President Cyril Ramaphosa says the publication of the Just Transition Framework will enable South Africa to “proceed apace with harnessing the benefits” of the Just Energy Transition Partnership concluded with the US, the UK, Germany, France and the European Union in late 2021.
The partnership includes an offer of $8.5-billion in concessional climate finance to accelerate South Africa’s transition from coal to renewables and support workers and communities currently reliant on the coal value chain.
Work is currently under way to finalise a Just Energy Transition Partnership Investment Plan, a first draft of which is expected this month, with the final plan anticipated ahead of the COP27 climate talks in Egypt in November.
Speaking at the acceptance of the framework, which has been published by the Presidential Climate Commission (PCC), which Ramaphosa chairs, the President said the document should serve as a call to action to embrace the opportunities presented by a low-carbon, inclusive, climate-resilient economy and society.

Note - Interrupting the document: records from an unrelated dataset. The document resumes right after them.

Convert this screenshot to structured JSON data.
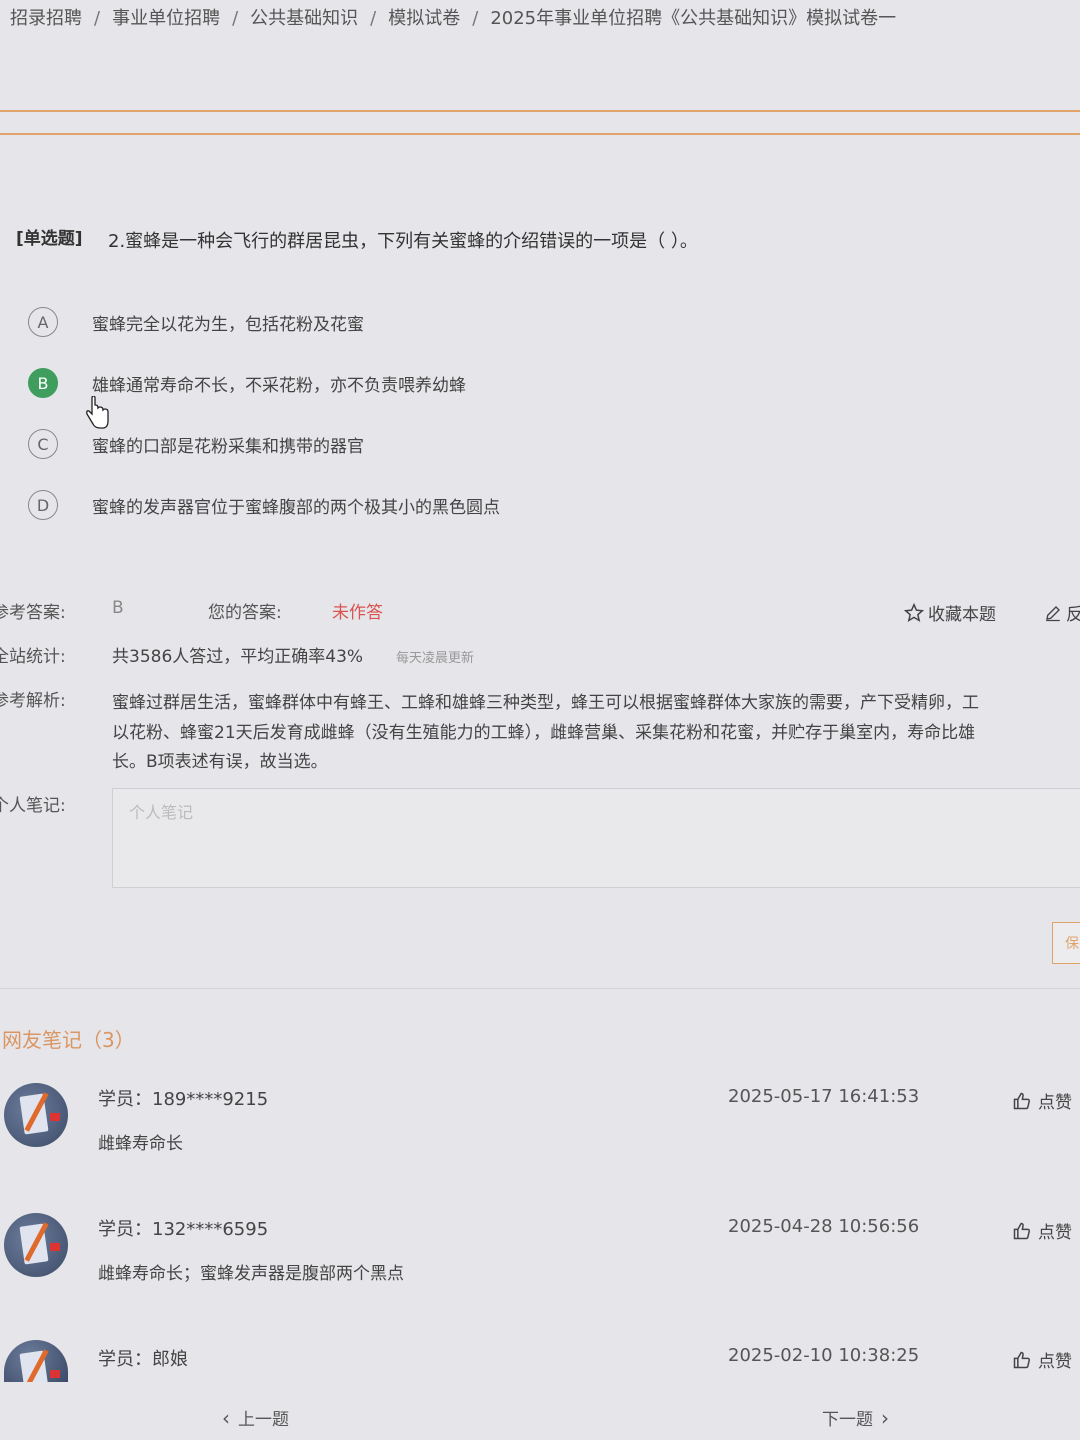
{
  "breadcrumb": [
    "招录招聘",
    "事业单位招聘",
    "公共基础知识",
    "模拟试卷",
    "2025年事业单位招聘《公共基础知识》模拟试卷一"
  ],
  "question": {
    "type": "[单选题]",
    "text": "2.蜜蜂是一种会飞行的群居昆虫，下列有关蜜蜂的介绍错误的一项是（   ）。",
    "options": [
      {
        "letter": "A",
        "text": "蜜蜂完全以花为生，包括花粉及花蜜",
        "selected": false
      },
      {
        "letter": "B",
        "text": "雄蜂通常寿命不长，不采花粉，亦不负责喂养幼蜂",
        "selected": true
      },
      {
        "letter": "C",
        "text": "蜜蜂的口部是花粉采集和携带的器官",
        "selected": false
      },
      {
        "letter": "D",
        "text": "蜜蜂的发声器官位于蜜蜂腹部的两个极其小的黑色圆点",
        "selected": false
      }
    ]
  },
  "answer": {
    "ref_label": "参考答案:",
    "ref_value": "B",
    "your_label": "您的答案:",
    "your_value": "未作答",
    "favorite_label": "收藏本题",
    "feedback_label": "反"
  },
  "stats": {
    "label": "全站统计:",
    "text": "共3586人答过，平均正确率43%",
    "note": "每天凌晨更新"
  },
  "analysis": {
    "label": "参考解析:",
    "lines": [
      "蜜蜂过群居生活，蜜蜂群体中有蜂王、工蜂和雄蜂三种类型，蜂王可以根据蜜蜂群体大家族的需要，产下受精卵，工",
      "以花粉、蜂蜜21天后发育成雌蜂（没有生殖能力的工蜂），雌蜂营巢、采集花粉和花蜜，并贮存于巢室内，寿命比雄",
      "长。B项表述有误，故当选。"
    ]
  },
  "note": {
    "label": "个人笔记:",
    "placeholder": "个人笔记",
    "side_button": "保"
  },
  "comments": {
    "title": "网友笔记（3）",
    "items": [
      {
        "user": "学员：189****9215",
        "time": "2025-05-17 16:41:53",
        "text": "雌蜂寿命长",
        "like": "点赞"
      },
      {
        "user": "学员：132****6595",
        "time": "2025-04-28 10:56:56",
        "text": "雌蜂寿命长；蜜蜂发声器是腹部两个黑点",
        "like": "点赞"
      },
      {
        "user": "学员：郎娘",
        "time": "2025-02-10 10:38:25",
        "text": "",
        "like": "点赞"
      }
    ]
  },
  "pager": {
    "prev": "上一题",
    "next": "下一题"
  },
  "colors": {
    "accent": "#e0a36a",
    "selected": "#3f9e5e",
    "unanswered": "#d9534f"
  }
}
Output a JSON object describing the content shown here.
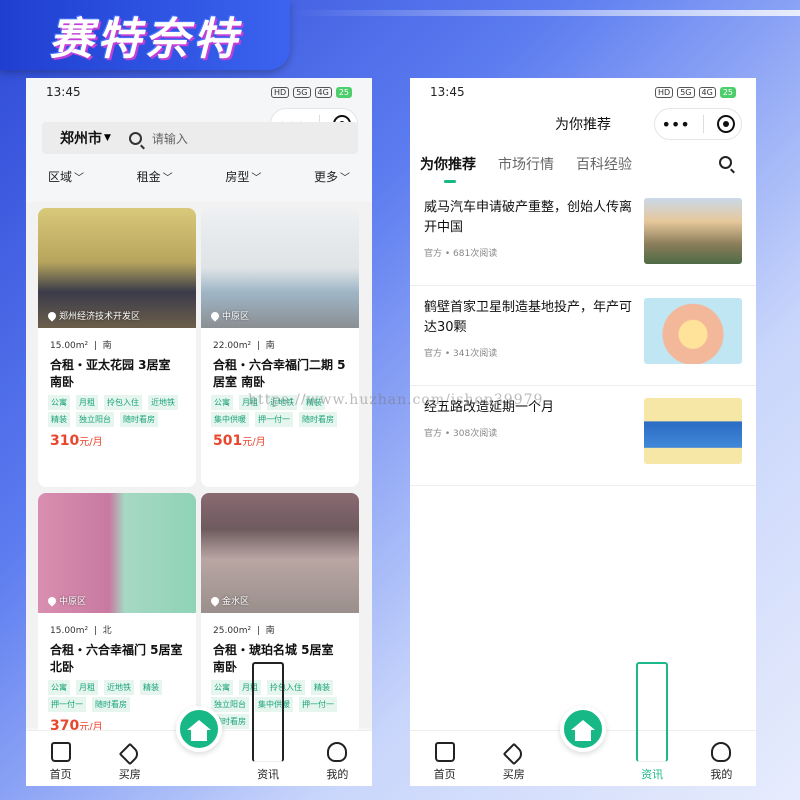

“Among the most important recommendations is that government should ensure that the Just Transition must find expression in various plans such as the Medium-Term Strategic Framework, Annual Performance Plans as well as in the budget processes of every department.
“It sets out the skills development, economic diversification, social support, governance and finance mechanisms required to make a low-carbon economy a reality.
“It advocates for a massive expansion of renewable energy, battery storage, new energy vehicles, green minerals and the hydrogen economy.
“It calls for the creation of long-term decent work that mitigates losses from the decline in fossil-fuel usage.
“Green, as the common expression goes, is the new gold,” the President said.
The framework was adopted unanimously by the PCC on May 27, following months of research and intense consultations with various social partners and communities across the country.
It sets out the policy measures and undertakings by different social partners to minimise the social and economic impacts of the climate transition, and to improve the livelihoods of those most vulnerable to climate change.
“Addressing climate change requires significant and unprecedented transformations across all sectors of the economy, with opportunities and challenges,” PCC deputy chairperson Valli Moosa said.
“Workers, communities, and poor people, whose lives and livelihoods are tied to high-emitting industries, may be particularly affected.
“It is for that reason that the PCC developed the recommendations for the just transition in a manner that supports and empowers impacted groups,” Moosa added.
The framework outlines a set of recommendations that are aimed at bringing coherence to just transition planning in the country, with a shared vision for the just transition.
It includes principles to guide the transition, and policies and governance arrangements needed for implementation.
Describing the framework as a product of true social compacting, Ramaphosa said it underscored the reality that combating climate change was not only an environmental imperative, but an economic one as well.
“It lays out the pathway towards a sustainable, cleaner and more inclusive economy that we envisage for our country.”
He added that the consensus achieved around its production meant that South Africa could advance the transition “in sync” with all stakeholders.
“This is especially insofar as it impacts sectors such as mining, automotive, tourism and agriculture,” Ramaphosa said.
The transition also had implications for education and skills development, with one of the immediate implications being the need for re-skilling and upskilling the workforce.
“The challenge we face is to overhaul the education system from basic education level, so that learners are thoroughly prepared for green jobs as part of the new economy.
“Also important is the need to provide comprehensive social security safety for displaced workers and communities.”